Has the Government Spied on You? New Website to Allow You to Find Out

Merkel phone
German Chancellor Angela Merkel uses a Nokia slide mobile as she attends a session of the lower house of parliament, the Bundestag in Berlin, November 28, 2013. Chancellor Merkel was allegedly spied on by U.S. intelligence services. Fabrizio Bensch/Reuters

A new website has been launched which will allow people to see if they have been spied on illegally by the UK or U.S. intelligence services. Privacy International, a London-based charity which defends the right to privacy, today launched a programme which it says will mean intelligence agencies will be "held to account" for the surveillance they carried out on the public on a global scale.

Earlier this month a secretive tribunal ruled that the UK's Government Communications Headquarters (GCHQ) had acted unlawfully when spying on British citizens up until December 2014, as the rules governing the surveillance was kept secret. The court proceedings were brought against them by Privacy International, and human rights organisations Liberty and Amnesty International.

Privacy International is now calling on anyone who thinks they were spied on, and even those who don't, to register their name and contact details on their specially built platform. The charity will then collate the inquiries, which it says are welcome from anywhere in the world, and submit them to the UK Investigatory Powers Tribunal (IPT), the same court that ruled against GCHQ in early February. If the IPT is able to establish that an individual's communications were illegally shared with GCHQ, they are obliged to inform them, although the process could take months or even years.

The project's webpage asks if you've ever "made a phone call, sent an email, or, you know, use the internet?... Chances are, at some point over the past decade, your communications were collected by one of NSA's mass surveillance programs and passed on to Britain's intelligence agency, GCHQ." There is a simple form to fill out with your contact details and name, which Privacy International will then take to court, "demanding that [GCHQ] finally come clean on unlawful surveillance".

Eric King, the deputy director of Privacy International, says that the platform is important because up until now there has been no way for an individual to explicitly find out if their information and data has been shared between the U.S. and UK. "The public have a right to know if they were illegally spied on, and GCHQ must come clean on whose records they hold that they should never have had in the first place."

However, whether GCHQ's actions amount to 'spying' is still a point of contention between those who want to prosecute the agency and those in favour of its actions. David Omand, the former head of GCHQ says that while "bulk interception" took place, analysts were only allowed to look at material that was "likely to be of intelligence value".

Omand has spoken out about how he believes the agency is misrepresented in the media and that the only mistake made by the government was not to be clear about what they were doing in their Code of Practice, which is now being amended. "The only mistake of the government (a Home Office not GCHQ responsibility) was not publishing some years ago these two paragraphs as part of the Code of Practice - hence the technical breach of their ECHR obligation that citizens need to know how the law applies to them."
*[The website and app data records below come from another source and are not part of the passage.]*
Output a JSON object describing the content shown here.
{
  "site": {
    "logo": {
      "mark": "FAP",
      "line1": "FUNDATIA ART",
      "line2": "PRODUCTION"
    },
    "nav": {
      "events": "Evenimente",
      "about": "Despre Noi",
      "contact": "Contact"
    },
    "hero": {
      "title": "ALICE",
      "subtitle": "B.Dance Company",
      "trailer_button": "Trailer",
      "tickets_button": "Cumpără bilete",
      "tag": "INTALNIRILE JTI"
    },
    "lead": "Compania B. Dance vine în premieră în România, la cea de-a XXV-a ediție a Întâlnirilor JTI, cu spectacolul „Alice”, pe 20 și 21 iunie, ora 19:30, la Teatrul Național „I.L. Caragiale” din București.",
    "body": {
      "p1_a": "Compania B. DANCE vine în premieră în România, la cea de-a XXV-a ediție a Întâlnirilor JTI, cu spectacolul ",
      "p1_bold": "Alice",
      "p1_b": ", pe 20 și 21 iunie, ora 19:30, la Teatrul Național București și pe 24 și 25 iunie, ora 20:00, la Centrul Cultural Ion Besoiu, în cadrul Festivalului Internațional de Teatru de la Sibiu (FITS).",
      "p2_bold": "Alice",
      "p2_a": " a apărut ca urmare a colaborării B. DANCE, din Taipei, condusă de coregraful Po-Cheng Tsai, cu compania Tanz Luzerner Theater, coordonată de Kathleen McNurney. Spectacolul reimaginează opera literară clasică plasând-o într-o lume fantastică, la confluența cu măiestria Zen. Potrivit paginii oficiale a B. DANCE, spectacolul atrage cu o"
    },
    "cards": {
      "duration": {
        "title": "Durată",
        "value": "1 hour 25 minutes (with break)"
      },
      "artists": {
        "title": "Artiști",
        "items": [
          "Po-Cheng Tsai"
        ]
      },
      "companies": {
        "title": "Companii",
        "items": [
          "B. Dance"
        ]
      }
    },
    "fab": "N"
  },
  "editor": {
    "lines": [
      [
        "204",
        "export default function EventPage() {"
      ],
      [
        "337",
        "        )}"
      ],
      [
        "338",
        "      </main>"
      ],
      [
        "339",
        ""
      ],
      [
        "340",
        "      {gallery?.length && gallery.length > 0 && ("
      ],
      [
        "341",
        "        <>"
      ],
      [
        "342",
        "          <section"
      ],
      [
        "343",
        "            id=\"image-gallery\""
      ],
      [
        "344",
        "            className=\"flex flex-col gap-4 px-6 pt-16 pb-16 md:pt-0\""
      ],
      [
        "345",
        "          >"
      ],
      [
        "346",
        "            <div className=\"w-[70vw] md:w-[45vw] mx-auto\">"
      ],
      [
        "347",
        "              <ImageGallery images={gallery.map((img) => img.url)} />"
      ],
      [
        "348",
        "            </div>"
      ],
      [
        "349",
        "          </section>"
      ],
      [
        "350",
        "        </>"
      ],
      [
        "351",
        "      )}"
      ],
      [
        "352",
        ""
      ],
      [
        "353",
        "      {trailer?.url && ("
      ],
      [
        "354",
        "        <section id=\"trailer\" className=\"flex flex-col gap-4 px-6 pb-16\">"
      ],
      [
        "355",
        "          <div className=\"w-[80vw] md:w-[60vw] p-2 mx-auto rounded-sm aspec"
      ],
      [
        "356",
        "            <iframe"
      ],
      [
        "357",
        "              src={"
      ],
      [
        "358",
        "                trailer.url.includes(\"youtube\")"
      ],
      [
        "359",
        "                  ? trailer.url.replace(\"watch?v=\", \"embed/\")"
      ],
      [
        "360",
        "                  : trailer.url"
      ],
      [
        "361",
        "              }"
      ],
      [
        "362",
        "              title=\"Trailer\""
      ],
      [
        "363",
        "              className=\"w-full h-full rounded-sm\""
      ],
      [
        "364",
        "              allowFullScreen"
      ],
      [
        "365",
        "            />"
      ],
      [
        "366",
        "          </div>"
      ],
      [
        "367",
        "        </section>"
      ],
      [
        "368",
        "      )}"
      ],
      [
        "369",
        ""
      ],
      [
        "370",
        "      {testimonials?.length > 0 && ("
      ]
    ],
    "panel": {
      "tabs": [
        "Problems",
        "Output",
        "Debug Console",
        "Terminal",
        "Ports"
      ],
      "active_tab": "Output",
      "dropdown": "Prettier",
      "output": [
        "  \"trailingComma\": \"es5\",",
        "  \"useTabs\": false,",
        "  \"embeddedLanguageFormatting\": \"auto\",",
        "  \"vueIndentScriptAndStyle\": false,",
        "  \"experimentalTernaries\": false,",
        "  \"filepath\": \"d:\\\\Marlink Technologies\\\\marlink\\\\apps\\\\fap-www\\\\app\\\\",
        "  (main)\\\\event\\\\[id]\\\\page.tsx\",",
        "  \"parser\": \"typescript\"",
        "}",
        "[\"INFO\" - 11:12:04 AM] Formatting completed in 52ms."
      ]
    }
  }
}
King disagrees: "We don't take that position. For us, mass surveillance is the constant collection of the personal information of millions if not billions of people. The court could not have been clearer that GCHQ were failing to act lawfully." He also indicates that the 'authorisation' that was given was often in purposefully broad terms. "They might literally be that they are allowed to conduct 'surveillance against terrorists'", he says. "[Surveillance] is therefore down to the individual analysts who have no particular restraints on their practices or behaviour."

"We're launching this platform today so people can find out if they were part of it. One of the huge problems is that GCHQ operates so much in secret," King concludes.

Kris Hollington, a Newsweek correspondent who last year was allowed inside GCHQ's 'Doughnut' headquarters, echoes Omand's sentiments to some extent when he says that although the agency has the ability to store bulk data, it can't analyse it in detail without legal backing - a warrant signed by the home or foreign secretary. However, as Hollington points out, "We also know, thanks to Snowden, that GCHQ's Network Analysis Centre does have the processing power to analyze vast amounts of intercepted internet data for details on individuals. As to whether GCHQ always obtains warrants before they start sifting, we just have to take their word for it."

"All GCHQ is prepared to say is that its activities are "legal, and proportionate". And that's the problem. We're expected to trust GCHQ."